Keeping cyclists safe is as much a job for cyclists as it is for drivers who share the road with them! Cycling is becoming a popular mode of transportation - it’s a fun way to exercise and cut commuting costs! Unfortunately, an average of 74 Canadians are killed in cycling collisions yearly, 73% of those incidents involving a motor vehicle. By following basic safety tips, drivers and cyclists can help keep each other safe!
Check Your Equipment
The City of Toronto recommends an easy-to-remember ABCD check:
Air - check for inflated tires
Brakes + Bells
Chain + Crank

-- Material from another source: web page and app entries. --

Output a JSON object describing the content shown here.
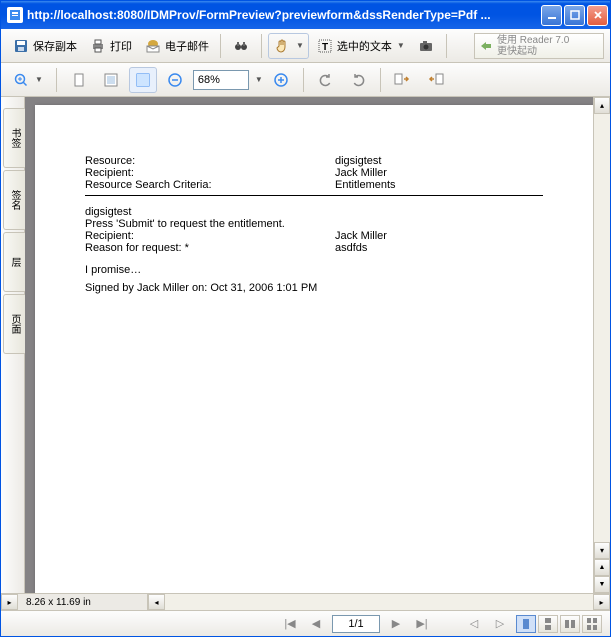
{
  "titlebar": {
    "url": "http://localhost:8080/IDMProv/FormPreview?previewform&dssRenderType=Pdf ..."
  },
  "toolbar1": {
    "save_copy": "保存副本",
    "print": "打印",
    "email": "电子邮件",
    "selected_text": "选中的文本",
    "reader_line1": "使用 Reader 7.0",
    "reader_line2": "更快起动"
  },
  "toolbar2": {
    "zoom_value": "68%"
  },
  "side_tabs": {
    "t0": "书签",
    "t1": "签名",
    "t2": "层",
    "t3": "页面"
  },
  "document": {
    "rows1": {
      "r0l": "Resource:",
      "r0v": "digsigtest",
      "r1l": "Recipient:",
      "r1v": "Jack Miller",
      "r2l": "Resource Search Criteria:",
      "r2v": "Entitlements"
    },
    "block2": {
      "l0": "digsigtest",
      "l1": "Press 'Submit' to request the entitlement.",
      "r2l": "Recipient:",
      "r2v": "Jack Miller",
      "r3l": "Reason for request: *",
      "r3v": "asdfds"
    },
    "promise": "I promise…",
    "signed": "Signed by Jack Miller on: Oct 31, 2006 1:01 PM"
  },
  "statusbar": {
    "page_size": "8.26 x 11.69 in",
    "page_num": "1/1"
  }
}
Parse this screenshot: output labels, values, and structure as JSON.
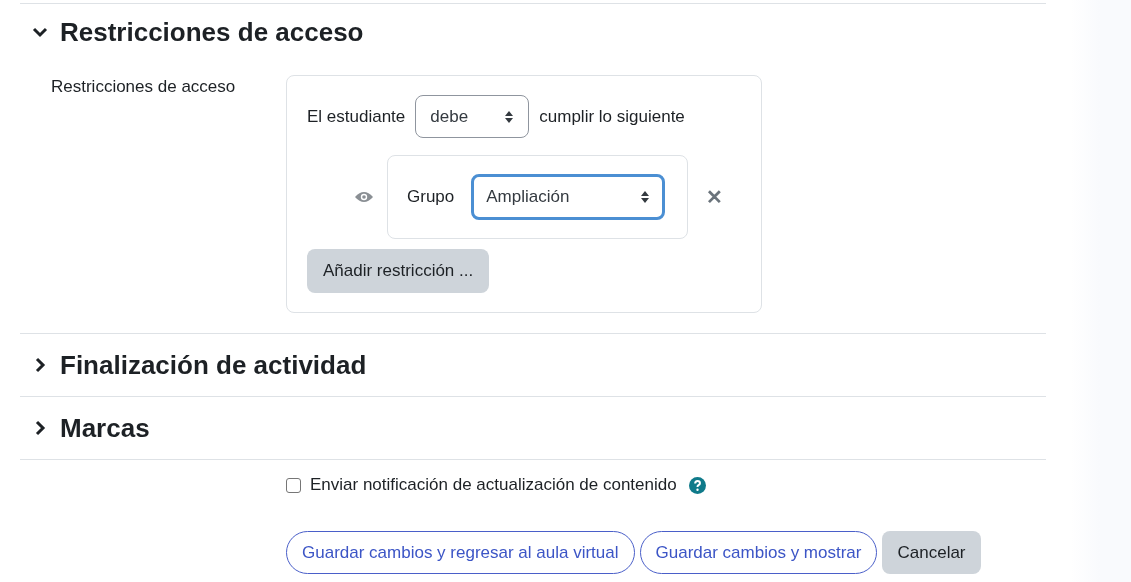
{
  "sections": [
    {
      "title": "Restricciones de acceso",
      "expanded": true
    },
    {
      "title": "Finalización de actividad",
      "expanded": false
    },
    {
      "title": "Marcas",
      "expanded": false
    }
  ],
  "access": {
    "label": "Restricciones de acceso",
    "prefix": "El estudiante",
    "mode": "debe",
    "suffix": "cumplir lo siguiente",
    "conditions": [
      {
        "visible": true,
        "label": "Grupo",
        "value": "Ampliación",
        "focused": true,
        "remove": "✕"
      }
    ],
    "add_button": "Añadir restricción ..."
  },
  "notify": {
    "label": "Enviar notificación de actualización de contenido",
    "checked": false
  },
  "buttons": [
    {
      "label": "Guardar cambios y regresar al aula virtual",
      "kind": "outline"
    },
    {
      "label": "Guardar cambios y mostrar",
      "kind": "outline"
    },
    {
      "label": "Cancelar",
      "kind": "secondary"
    }
  ]
}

Drop - drop the bike to check for loose seat or parts that need fixing
Carry a Bike Kit
Have a small bag that attaches to the back of your bike with safety essentials:
- Patch kit for punctures
- Alcohol wipes, bandaids, a roll of gauze
- Phone and ID
- Cash to catch a bus
- Water bottle
Choose Safety Over Convenience
Busy roads may be quicker and commuting can limit your options, but giving yourself extra time to take a safer route can save your life. Choose quieter routes with wider roads or designated bike lanes. Bike during daylight hours if possible, as accidents are more likely to happen between dusk and dawn when visibility is limited!
Plan to be Seen + Heard
There are a few easy ways to make sure you’re noticeable to drivers:
- Wear bright colours and reflective fabric
- Have reflectors on the bike - pedals, spokes, front, rear
- Install a bell or horn
Get the Right Helmet Fit
Your helmet is one of the most important parts of your bike kit that keeps you safe. While there is no way to externally protect your brain 100% against concussions, having a properly fitted helmet can help reduce the severity of the injury.
Follow the Rules of the Road
Cyclists and drivers follow the same rules of the road, so it’s important to understand the traffic laws in your area. If you’re travelling in a group, stay single file going in the direction of traffic.
Know Your Signals and Use Them
Bikes don’t have turning signals, which is why cyclists have a universally recognized system using hands! These hand signals are not only helpful to communicate with drivers around you, but also other cyclists on the road.
Stay Alert To Stay Safe
Keep your head up and always look around you, especially when approaching intersections. Before entering traffic stop and look both ways and over your shoulder before going. Teach yourself to look over your shoulder without swerving, and consider installing a rearview mirror on your handlebars. Don’t listen to headphones - there is distracted driving and there is distracted cycling!
> CAA National. (2022, June 3). Bike Safety Statistics. https://www.caa.ca/driving-safely/cycling/bike-statistics/
> Cycling Safety. (2022, July 5). City of Toronto. https://www.toronto.ca/services-payments/streets-parking-transportation/cycling-in-toronto/cycling-safety-education-theft-prevention/cycling-safety/
> Arthurs-Brennan, M. (2019, October 19). Concussion and cycling: the life-saving facts. Cyclingweekly.Com. https://www.cyclingweekly.com/news/latest-news/concussion-life-saving-facts-440763
> CANYON. (2021, December 1). Canada’s best cycling cities. https://www.canyon.com/en-ca/blog-content/hybrid-bike-news/best-cycling-cities-canada/b01122021.html
> Hansen-Gillis, L. (2021, June 15). Hand signals all cyclists should know before joining a group ride. Canadian Cycling Magazine. https://cyclingmagazine.ca/sections/training-guide/training/hand-signals/